Task details: Looking at the data below, report how many lines contain "三阶折算", with no other words.

::: Data in this exercise :::

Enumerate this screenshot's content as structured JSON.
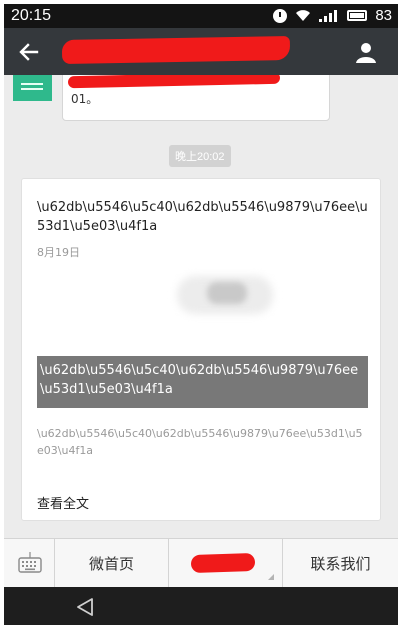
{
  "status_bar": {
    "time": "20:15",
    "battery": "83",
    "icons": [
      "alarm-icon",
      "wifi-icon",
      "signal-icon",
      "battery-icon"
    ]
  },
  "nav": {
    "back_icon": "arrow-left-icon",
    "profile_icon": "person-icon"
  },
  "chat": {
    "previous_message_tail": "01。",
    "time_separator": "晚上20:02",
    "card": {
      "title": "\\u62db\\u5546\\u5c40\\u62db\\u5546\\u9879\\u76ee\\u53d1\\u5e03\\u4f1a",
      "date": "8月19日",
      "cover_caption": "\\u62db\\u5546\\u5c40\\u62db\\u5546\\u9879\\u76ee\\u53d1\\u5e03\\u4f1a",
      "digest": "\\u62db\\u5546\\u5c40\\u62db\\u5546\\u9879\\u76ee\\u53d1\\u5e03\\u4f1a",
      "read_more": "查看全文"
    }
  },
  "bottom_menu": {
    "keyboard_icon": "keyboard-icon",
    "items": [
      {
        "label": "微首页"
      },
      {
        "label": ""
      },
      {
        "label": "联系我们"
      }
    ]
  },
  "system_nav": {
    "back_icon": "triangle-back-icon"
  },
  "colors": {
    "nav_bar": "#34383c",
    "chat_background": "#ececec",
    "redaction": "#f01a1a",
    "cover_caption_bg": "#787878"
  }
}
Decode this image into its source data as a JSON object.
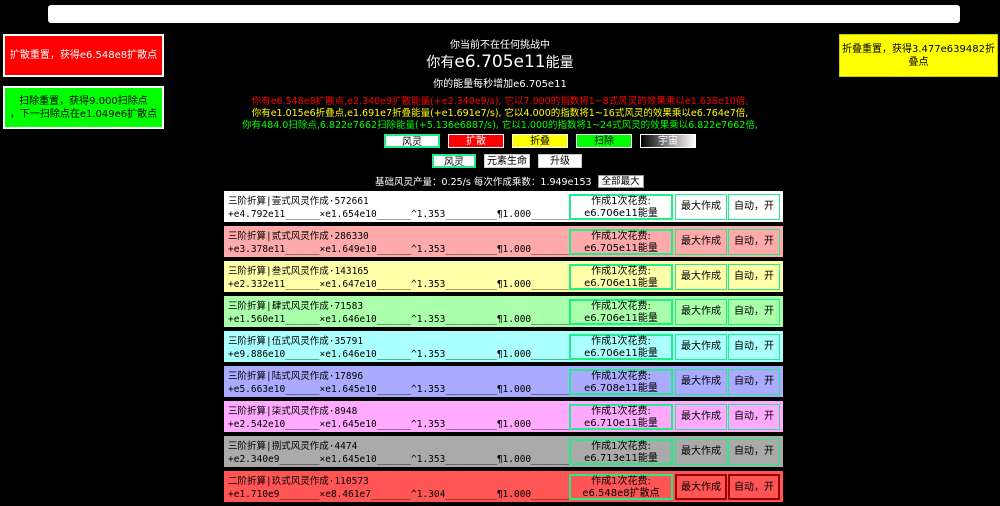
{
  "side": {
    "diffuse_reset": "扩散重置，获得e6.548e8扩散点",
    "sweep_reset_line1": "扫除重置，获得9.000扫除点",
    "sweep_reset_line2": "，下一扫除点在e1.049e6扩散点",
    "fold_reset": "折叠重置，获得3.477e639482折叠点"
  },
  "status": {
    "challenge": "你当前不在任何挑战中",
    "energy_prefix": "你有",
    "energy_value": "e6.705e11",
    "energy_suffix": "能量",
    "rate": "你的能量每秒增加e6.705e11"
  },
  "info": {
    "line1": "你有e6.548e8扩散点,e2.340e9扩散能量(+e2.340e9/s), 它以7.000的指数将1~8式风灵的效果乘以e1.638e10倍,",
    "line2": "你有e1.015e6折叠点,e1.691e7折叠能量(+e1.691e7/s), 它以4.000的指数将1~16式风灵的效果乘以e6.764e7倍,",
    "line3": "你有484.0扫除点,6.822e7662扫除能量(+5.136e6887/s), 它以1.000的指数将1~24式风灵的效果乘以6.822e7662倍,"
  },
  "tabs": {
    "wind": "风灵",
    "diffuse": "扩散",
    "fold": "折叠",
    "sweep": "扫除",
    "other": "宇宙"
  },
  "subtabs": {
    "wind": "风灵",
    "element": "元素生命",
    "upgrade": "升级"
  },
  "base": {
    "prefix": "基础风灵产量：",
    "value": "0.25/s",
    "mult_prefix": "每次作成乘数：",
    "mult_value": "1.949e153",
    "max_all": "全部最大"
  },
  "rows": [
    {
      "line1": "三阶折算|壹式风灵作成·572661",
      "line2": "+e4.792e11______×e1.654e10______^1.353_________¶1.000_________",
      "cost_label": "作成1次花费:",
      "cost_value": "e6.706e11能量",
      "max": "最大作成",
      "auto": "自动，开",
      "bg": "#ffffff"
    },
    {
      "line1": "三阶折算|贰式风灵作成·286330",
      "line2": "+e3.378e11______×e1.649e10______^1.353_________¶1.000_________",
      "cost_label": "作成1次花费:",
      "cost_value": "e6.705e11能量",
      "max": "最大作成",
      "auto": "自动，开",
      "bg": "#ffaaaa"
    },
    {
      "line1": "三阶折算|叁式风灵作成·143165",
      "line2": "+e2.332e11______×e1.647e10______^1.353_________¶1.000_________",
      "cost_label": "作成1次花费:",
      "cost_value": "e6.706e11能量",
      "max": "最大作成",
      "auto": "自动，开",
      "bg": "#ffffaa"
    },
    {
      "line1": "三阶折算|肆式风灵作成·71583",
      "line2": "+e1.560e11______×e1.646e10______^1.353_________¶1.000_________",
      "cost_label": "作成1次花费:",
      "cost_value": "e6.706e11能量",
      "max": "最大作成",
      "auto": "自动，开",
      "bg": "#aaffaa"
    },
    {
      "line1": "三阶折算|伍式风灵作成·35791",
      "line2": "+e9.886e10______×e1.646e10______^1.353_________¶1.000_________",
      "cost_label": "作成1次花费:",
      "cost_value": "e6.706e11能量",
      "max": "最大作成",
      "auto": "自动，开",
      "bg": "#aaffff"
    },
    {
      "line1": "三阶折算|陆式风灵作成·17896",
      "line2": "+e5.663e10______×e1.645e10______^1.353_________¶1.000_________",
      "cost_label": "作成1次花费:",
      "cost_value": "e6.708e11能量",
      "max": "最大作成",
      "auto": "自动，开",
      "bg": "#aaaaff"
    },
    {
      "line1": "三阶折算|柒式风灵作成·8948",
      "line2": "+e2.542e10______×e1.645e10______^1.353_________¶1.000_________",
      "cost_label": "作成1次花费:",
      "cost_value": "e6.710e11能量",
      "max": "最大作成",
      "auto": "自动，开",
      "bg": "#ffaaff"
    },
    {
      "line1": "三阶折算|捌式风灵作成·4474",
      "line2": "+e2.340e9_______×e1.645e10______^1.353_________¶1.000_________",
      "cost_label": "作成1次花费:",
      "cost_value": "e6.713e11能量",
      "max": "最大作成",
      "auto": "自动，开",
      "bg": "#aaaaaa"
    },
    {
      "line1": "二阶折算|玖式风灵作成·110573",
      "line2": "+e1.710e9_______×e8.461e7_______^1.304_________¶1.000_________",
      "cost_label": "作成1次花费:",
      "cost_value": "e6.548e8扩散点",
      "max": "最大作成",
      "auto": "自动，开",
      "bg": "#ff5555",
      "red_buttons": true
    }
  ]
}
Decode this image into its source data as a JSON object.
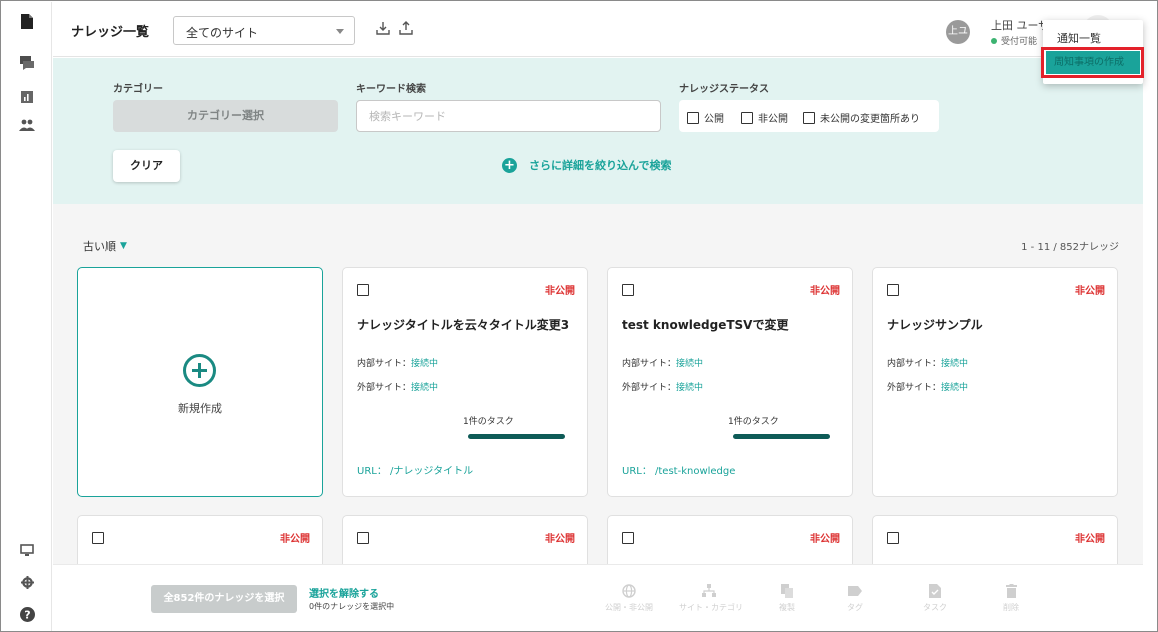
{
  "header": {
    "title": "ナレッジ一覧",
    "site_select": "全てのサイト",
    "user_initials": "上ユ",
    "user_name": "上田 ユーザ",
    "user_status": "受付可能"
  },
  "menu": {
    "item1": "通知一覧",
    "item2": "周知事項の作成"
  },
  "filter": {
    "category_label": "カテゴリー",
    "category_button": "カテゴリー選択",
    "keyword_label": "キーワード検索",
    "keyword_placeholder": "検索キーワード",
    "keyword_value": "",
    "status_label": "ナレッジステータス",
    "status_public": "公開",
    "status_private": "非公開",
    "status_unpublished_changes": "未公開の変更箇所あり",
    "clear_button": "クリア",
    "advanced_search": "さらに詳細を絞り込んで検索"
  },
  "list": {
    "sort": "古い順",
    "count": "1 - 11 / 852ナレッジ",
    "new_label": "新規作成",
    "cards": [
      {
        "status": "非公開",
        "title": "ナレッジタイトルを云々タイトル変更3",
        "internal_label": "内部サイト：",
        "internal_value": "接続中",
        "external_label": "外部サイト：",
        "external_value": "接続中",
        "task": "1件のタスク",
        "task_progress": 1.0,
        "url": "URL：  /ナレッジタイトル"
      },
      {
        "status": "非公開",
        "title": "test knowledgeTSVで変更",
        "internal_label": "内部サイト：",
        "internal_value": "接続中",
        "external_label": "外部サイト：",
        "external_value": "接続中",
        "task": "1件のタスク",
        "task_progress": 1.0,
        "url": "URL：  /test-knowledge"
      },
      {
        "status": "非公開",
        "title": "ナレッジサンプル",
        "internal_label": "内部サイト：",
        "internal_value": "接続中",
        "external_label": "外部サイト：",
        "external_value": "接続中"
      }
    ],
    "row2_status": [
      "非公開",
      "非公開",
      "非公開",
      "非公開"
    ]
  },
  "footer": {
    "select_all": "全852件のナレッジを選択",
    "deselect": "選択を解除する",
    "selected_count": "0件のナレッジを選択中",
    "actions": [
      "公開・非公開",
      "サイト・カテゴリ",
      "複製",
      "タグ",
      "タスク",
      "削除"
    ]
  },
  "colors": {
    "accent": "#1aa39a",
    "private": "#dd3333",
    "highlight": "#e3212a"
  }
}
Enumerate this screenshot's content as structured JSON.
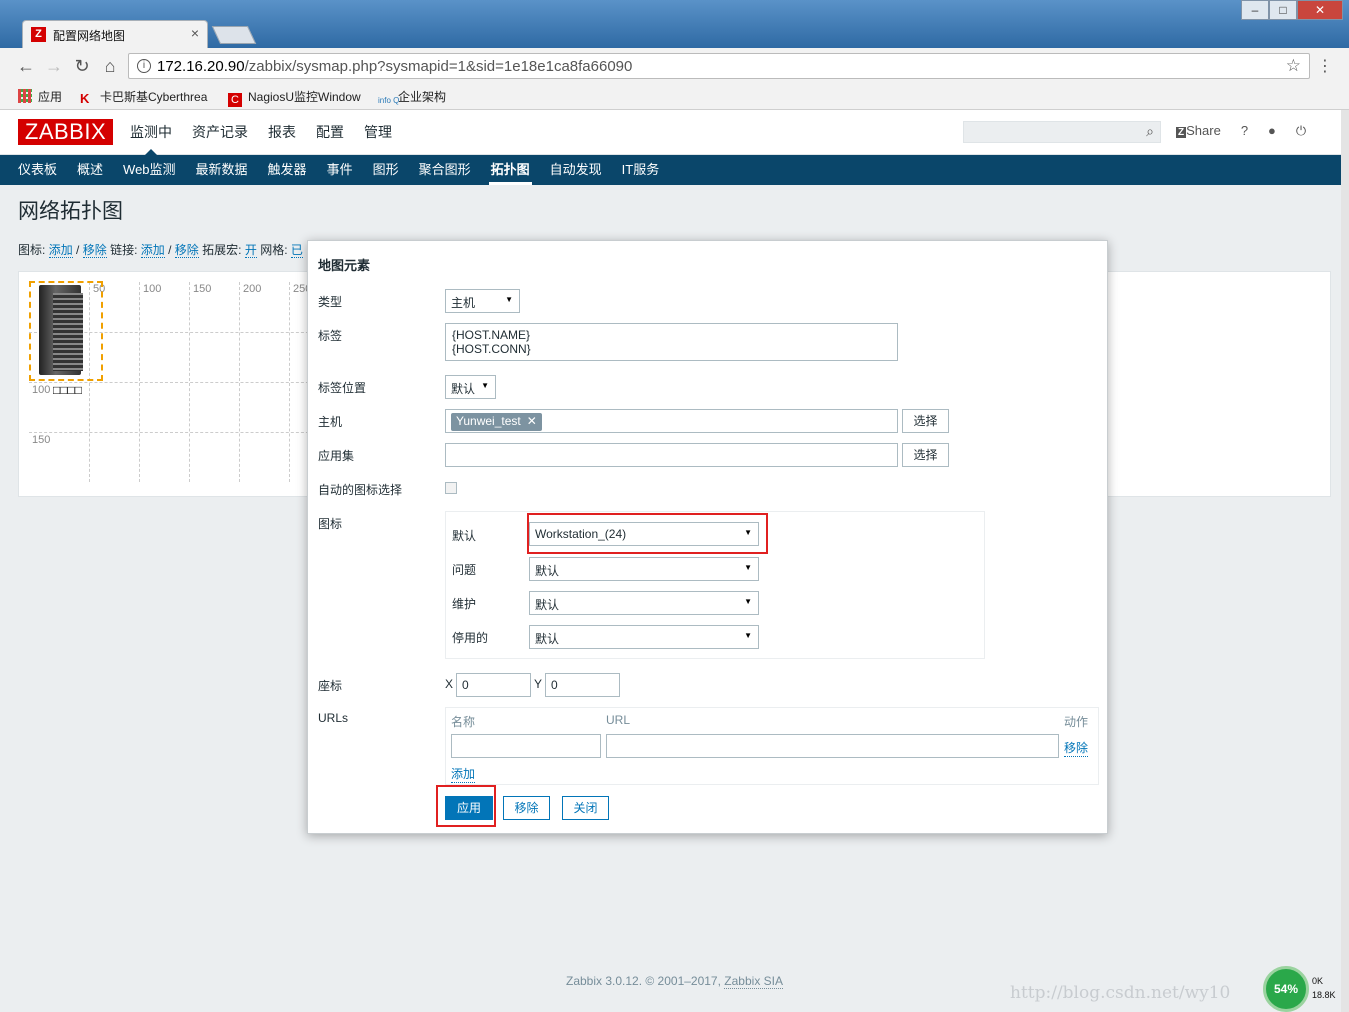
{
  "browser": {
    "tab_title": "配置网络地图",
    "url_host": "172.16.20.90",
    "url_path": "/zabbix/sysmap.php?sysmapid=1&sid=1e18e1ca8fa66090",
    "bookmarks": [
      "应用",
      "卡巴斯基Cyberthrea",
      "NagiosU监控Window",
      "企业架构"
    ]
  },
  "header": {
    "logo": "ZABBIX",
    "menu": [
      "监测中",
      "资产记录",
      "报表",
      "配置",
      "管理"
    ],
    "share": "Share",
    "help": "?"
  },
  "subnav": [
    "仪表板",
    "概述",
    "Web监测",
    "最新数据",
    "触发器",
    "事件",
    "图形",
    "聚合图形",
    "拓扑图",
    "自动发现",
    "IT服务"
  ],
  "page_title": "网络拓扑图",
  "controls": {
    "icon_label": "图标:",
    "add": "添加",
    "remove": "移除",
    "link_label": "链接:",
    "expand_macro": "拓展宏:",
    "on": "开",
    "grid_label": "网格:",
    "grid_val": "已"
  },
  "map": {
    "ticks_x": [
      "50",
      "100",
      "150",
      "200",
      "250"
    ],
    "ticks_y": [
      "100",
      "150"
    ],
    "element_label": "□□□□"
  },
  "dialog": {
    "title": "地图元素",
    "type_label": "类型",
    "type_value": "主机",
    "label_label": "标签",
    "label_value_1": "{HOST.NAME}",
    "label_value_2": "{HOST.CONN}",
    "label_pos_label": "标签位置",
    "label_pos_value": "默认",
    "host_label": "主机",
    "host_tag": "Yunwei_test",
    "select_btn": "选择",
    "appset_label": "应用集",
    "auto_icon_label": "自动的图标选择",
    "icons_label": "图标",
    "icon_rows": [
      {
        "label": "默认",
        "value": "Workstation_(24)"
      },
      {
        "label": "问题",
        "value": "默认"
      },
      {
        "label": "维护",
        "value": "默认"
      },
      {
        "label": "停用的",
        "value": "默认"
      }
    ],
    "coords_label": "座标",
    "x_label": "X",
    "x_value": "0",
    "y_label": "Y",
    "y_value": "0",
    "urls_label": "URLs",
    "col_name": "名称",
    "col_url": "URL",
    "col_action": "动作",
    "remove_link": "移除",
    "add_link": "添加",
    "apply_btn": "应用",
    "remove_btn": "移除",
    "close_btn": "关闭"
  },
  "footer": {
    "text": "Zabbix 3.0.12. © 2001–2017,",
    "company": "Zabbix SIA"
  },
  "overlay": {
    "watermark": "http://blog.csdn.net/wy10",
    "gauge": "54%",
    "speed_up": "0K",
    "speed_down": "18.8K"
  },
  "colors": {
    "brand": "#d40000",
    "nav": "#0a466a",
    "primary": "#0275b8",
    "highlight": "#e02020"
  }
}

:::

Response area: 8